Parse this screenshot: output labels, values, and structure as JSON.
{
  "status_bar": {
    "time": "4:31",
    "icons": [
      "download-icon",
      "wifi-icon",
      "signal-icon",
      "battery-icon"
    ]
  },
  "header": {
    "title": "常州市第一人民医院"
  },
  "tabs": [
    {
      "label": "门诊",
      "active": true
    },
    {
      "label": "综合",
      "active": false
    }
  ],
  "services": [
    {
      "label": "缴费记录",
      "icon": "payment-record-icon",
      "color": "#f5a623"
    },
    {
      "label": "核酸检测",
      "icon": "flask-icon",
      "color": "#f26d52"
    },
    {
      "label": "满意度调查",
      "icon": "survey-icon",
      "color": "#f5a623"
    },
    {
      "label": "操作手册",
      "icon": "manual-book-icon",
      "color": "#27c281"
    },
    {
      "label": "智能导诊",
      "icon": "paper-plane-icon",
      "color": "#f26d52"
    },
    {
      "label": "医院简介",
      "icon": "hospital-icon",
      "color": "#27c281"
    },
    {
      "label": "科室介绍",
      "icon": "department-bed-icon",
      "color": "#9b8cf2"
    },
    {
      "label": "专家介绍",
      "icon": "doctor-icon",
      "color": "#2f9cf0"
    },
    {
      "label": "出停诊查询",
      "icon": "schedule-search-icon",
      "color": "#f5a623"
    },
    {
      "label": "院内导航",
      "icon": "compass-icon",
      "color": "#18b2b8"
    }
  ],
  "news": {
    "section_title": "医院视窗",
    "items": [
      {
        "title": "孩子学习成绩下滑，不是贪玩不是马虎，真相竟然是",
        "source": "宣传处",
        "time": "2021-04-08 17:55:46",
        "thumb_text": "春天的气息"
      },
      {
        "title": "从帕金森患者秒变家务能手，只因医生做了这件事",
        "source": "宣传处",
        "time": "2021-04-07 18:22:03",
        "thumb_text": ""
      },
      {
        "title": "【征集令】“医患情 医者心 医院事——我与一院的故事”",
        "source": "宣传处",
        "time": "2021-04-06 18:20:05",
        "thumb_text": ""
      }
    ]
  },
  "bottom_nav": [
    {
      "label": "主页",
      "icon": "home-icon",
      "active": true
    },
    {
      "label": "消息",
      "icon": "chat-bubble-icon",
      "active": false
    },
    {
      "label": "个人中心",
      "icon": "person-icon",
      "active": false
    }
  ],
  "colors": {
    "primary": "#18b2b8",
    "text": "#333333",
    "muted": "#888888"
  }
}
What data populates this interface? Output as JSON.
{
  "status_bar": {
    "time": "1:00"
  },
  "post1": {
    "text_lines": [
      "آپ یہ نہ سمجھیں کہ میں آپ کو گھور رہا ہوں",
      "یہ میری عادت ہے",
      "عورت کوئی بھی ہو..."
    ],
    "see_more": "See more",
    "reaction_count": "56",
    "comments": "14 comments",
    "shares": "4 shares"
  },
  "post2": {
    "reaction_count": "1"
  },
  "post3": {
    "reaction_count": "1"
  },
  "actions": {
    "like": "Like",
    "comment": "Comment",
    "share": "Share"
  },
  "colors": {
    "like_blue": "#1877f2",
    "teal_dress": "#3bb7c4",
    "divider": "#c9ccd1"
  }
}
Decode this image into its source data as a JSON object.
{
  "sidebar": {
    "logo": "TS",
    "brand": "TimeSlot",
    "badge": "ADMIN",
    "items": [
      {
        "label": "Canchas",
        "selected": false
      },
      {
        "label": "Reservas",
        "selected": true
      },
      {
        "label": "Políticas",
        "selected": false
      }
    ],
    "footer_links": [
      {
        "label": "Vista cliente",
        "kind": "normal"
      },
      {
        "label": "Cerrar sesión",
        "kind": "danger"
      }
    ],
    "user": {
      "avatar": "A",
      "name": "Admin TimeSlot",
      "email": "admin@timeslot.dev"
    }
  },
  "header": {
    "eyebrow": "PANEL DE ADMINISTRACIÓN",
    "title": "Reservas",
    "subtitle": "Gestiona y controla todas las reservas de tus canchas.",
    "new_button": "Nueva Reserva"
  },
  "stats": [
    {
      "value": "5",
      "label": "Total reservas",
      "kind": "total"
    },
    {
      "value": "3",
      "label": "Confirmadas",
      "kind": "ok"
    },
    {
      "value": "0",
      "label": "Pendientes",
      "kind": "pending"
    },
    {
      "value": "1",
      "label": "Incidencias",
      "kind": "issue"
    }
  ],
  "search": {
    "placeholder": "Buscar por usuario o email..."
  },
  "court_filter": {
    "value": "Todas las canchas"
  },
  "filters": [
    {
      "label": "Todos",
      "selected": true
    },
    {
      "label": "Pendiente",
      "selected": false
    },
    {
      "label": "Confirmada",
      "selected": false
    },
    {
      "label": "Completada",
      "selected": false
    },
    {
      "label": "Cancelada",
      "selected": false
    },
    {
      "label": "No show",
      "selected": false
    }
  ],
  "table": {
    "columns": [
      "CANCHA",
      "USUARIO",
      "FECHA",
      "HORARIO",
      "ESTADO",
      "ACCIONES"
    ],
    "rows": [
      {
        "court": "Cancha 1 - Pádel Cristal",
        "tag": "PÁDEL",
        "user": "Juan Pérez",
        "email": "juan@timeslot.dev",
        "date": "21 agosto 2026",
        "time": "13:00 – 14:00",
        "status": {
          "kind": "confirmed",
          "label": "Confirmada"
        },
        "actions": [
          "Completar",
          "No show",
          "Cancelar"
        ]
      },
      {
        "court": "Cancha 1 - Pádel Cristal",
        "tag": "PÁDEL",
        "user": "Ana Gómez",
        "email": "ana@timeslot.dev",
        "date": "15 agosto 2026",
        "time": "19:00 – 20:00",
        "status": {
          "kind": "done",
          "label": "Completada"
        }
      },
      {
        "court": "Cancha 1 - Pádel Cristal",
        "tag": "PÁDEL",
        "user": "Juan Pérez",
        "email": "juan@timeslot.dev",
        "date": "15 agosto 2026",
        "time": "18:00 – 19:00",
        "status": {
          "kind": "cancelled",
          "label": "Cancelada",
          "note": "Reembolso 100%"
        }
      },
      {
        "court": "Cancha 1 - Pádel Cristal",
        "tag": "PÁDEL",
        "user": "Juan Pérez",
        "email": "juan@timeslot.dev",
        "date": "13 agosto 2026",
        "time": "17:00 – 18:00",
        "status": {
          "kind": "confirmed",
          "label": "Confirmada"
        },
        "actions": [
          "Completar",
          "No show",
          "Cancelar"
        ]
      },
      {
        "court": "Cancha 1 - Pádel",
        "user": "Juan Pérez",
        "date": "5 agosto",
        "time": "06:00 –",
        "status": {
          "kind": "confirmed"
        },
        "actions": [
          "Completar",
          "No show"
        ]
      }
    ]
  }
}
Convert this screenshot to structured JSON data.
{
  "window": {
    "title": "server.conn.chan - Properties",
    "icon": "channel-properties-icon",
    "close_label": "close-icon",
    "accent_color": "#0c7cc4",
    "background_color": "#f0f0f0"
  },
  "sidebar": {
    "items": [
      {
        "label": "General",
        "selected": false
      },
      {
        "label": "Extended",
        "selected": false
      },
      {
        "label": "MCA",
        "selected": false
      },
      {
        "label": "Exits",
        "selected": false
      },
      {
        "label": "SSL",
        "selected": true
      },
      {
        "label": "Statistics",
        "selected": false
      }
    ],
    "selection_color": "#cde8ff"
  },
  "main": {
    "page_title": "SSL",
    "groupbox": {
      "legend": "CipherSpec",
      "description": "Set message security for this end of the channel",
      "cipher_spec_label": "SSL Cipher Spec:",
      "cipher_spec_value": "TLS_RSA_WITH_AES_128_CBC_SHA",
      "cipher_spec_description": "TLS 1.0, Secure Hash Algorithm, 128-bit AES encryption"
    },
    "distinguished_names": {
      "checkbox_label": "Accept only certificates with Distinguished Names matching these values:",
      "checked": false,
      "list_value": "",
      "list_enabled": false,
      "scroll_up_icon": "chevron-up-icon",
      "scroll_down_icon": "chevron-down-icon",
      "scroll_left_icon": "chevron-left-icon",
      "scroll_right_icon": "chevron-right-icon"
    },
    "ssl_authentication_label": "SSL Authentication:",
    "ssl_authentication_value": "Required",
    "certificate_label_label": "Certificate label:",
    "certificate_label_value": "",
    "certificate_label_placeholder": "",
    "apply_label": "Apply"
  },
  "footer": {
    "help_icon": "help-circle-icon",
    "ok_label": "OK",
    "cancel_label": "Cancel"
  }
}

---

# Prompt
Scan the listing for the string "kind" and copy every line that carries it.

# Exercise answer
        "kind": "normal"
        "kind": "danger"
      "kind": "total"
      "kind": "ok"
      "kind": "pending"
      "kind": "issue"
          "kind": "confirmed",
          "kind": "done",
          "kind": "cancelled",
          "kind": "confirmed",
          "kind": "confirmed"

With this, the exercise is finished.